Below are some entries. Copy each line in them that holds "sexual".

*** Begin section ***

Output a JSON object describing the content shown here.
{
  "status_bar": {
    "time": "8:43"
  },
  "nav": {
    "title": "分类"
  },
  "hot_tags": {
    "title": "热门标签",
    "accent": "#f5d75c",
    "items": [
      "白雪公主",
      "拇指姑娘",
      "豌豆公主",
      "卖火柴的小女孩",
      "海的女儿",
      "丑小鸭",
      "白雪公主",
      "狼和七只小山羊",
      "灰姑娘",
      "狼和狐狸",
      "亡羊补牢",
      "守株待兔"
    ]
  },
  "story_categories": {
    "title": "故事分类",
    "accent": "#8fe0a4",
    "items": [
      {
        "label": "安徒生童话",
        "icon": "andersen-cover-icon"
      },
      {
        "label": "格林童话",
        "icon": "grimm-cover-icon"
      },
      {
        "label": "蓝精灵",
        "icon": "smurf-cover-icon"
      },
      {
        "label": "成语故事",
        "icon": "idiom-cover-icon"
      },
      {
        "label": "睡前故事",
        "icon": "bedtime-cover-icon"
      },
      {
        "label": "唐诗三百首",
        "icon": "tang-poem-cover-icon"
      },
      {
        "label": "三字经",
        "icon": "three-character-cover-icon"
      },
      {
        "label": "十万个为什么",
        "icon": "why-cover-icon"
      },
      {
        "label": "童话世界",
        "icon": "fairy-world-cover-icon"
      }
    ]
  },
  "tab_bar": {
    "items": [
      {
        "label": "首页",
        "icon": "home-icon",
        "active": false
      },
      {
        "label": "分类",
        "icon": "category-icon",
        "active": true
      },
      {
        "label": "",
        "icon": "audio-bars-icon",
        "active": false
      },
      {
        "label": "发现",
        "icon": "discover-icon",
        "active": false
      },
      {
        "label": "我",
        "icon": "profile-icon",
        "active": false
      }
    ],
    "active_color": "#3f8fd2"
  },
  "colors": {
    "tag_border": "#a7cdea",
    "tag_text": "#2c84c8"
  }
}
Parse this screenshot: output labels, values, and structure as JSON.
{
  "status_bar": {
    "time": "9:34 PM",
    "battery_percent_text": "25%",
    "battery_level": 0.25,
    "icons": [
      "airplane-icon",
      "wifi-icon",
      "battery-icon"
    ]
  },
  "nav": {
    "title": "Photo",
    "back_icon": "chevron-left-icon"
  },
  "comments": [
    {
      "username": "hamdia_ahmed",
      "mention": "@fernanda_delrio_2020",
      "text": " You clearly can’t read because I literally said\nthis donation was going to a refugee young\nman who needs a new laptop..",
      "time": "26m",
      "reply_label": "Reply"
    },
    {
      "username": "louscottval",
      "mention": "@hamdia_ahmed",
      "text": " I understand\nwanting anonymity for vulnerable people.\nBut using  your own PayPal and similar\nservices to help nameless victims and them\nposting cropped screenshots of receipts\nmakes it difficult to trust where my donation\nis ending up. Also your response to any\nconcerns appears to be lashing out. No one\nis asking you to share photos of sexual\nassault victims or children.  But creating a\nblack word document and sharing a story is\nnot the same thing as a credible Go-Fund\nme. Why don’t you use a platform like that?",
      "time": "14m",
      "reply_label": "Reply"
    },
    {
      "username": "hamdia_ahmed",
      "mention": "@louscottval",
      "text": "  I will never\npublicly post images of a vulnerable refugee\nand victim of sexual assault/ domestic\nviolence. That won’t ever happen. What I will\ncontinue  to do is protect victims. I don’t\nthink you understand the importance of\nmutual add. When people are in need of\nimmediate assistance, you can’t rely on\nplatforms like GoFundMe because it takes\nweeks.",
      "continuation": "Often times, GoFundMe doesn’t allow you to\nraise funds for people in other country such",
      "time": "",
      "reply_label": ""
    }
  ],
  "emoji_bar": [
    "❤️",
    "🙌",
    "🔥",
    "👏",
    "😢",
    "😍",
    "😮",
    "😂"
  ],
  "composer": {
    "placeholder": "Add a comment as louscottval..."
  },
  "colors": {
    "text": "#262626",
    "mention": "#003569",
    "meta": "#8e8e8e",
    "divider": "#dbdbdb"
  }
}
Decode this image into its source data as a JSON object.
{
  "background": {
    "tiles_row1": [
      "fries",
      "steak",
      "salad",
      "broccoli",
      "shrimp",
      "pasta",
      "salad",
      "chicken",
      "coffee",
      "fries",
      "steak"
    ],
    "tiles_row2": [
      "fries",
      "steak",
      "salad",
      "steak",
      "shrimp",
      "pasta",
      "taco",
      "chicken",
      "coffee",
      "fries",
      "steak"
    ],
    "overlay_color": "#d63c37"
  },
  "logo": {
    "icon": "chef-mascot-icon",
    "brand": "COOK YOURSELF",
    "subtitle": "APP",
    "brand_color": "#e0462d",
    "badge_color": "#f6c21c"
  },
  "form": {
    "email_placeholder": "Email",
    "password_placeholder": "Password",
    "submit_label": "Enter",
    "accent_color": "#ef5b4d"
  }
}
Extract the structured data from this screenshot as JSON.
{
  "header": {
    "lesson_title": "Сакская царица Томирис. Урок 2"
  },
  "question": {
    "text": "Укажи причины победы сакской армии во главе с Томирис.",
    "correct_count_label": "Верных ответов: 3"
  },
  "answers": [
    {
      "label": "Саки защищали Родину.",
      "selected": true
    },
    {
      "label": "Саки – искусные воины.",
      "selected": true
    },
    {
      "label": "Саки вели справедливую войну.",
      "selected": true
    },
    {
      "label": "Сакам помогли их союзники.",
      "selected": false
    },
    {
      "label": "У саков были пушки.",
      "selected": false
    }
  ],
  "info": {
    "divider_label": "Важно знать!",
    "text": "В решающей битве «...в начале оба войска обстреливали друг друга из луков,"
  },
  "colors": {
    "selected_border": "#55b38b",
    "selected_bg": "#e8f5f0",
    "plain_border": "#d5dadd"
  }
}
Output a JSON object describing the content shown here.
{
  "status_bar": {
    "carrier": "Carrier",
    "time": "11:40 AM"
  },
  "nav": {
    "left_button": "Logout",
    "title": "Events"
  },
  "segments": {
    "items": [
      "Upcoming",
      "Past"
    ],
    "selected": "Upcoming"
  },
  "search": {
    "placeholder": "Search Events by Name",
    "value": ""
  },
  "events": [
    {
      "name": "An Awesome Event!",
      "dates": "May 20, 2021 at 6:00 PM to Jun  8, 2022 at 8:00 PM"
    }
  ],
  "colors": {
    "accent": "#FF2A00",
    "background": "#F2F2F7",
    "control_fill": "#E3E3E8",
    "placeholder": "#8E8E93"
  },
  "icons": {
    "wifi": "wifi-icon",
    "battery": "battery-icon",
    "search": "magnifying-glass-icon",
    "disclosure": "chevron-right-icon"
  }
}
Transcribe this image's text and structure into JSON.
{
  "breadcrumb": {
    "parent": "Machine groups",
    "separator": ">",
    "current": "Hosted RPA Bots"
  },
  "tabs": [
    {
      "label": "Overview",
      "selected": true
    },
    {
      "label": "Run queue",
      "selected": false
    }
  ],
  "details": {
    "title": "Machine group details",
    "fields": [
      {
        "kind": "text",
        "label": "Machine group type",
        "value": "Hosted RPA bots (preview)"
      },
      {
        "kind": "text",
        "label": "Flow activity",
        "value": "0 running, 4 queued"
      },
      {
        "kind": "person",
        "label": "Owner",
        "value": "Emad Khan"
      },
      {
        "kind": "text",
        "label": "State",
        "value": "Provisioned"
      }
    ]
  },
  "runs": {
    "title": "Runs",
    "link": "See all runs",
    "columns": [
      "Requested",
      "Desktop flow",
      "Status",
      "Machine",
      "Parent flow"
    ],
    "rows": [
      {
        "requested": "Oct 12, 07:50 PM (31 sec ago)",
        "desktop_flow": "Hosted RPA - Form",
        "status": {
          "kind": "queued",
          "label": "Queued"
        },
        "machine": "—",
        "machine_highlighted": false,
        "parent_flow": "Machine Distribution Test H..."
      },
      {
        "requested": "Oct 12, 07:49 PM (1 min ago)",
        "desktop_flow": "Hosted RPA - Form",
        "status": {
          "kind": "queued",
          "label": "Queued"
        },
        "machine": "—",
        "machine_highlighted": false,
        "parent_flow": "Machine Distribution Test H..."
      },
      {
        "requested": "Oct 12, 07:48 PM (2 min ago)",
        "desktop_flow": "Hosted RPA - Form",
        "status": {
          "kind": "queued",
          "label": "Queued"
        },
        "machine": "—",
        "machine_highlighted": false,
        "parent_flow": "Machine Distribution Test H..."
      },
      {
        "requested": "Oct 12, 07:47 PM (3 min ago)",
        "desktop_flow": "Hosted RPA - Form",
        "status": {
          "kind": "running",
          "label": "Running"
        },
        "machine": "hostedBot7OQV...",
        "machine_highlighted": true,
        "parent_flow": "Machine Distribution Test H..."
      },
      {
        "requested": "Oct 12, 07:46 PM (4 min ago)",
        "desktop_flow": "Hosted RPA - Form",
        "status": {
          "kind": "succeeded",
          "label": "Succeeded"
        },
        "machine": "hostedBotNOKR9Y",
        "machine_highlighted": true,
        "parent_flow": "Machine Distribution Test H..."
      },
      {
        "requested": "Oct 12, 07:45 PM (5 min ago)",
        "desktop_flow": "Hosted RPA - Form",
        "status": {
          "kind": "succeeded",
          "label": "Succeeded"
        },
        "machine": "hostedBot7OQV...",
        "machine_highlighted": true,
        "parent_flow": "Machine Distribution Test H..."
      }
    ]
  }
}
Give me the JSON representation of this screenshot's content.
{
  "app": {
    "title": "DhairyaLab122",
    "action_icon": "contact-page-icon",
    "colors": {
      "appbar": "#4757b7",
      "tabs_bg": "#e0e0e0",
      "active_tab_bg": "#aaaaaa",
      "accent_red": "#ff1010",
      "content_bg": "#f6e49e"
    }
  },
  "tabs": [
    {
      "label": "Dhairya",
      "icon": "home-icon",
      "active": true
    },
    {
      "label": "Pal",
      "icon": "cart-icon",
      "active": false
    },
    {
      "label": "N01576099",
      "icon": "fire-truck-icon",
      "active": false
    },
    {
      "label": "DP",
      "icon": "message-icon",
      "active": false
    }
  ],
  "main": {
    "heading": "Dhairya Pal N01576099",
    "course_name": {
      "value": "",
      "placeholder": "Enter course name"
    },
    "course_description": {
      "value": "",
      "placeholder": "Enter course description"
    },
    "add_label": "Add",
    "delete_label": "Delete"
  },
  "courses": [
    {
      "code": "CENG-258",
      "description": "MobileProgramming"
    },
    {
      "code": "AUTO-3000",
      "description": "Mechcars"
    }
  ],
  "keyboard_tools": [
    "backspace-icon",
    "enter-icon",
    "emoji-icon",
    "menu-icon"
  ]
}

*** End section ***

**Result of this task**
      "text": " I understand\nwanting anonymity for vulnerable people.\nBut using  your own PayPal and similar\nservices to help nameless victims and them\nposting cropped screenshots of receipts\nmakes it difficult to trust where my donation\nis ending up. Also your response to any\nconcerns appears to be lashing out. No one\nis asking you to share photos of sexual\nassault victims or children.  But creating a\nblack word document and sharing a story is\nnot the same thing as a credible Go-Fund\nme. Why don’t you use a platform like that?",
      "text": "  I will never\npublicly post images of a vulnerable refugee\nand victim of sexual assault/ domestic\nviolence. That won’t ever happen. What I will\ncontinue  to do is protect victims. I don’t\nthink you understand the importance of\nmutual add. When people are in need of\nimmediate assistance, you can’t rely on\nplatforms like GoFundMe because it takes\nweeks.",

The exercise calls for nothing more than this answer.